Exercise objective
Without the pictures, output the records below exactly as they are.

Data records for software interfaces
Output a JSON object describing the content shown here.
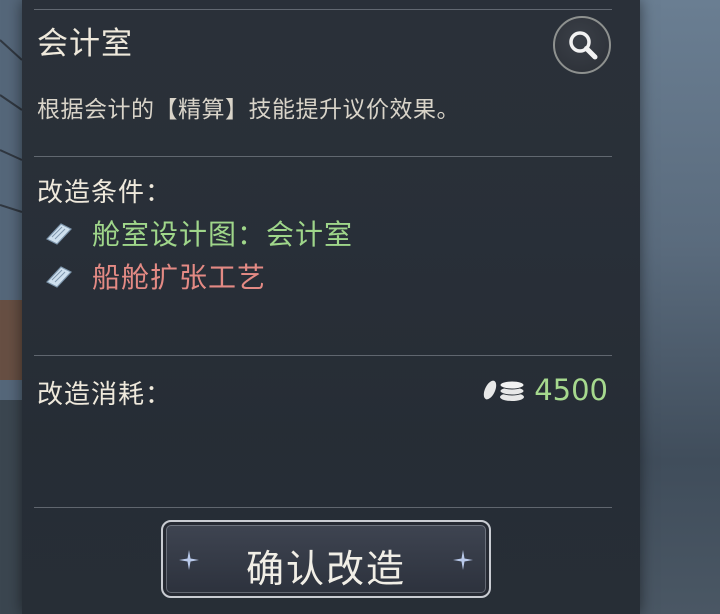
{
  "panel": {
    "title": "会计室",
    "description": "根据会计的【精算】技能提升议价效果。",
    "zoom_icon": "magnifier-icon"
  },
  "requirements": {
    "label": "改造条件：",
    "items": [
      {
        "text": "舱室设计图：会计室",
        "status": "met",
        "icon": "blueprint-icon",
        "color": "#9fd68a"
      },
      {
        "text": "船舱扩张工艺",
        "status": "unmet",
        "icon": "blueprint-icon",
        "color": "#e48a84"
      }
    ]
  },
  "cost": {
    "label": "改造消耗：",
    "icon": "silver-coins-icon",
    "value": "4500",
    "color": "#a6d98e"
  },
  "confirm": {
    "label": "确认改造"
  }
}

Solution
Output a JSON object describing the content shown here.
{
  "panel": {
    "title": "会计室",
    "description": "根据会计的【精算】技能提升议价效果。",
    "zoom_icon": "magnifier-icon"
  },
  "requirements": {
    "label": "改造条件：",
    "items": [
      {
        "text": "舱室设计图：会计室",
        "status": "met",
        "icon": "blueprint-icon",
        "color": "#9fd68a"
      },
      {
        "text": "船舱扩张工艺",
        "status": "unmet",
        "icon": "blueprint-icon",
        "color": "#e48a84"
      }
    ]
  },
  "cost": {
    "label": "改造消耗：",
    "icon": "silver-coins-icon",
    "value": "4500",
    "color": "#a6d98e"
  },
  "confirm": {
    "label": "确认改造"
  }
}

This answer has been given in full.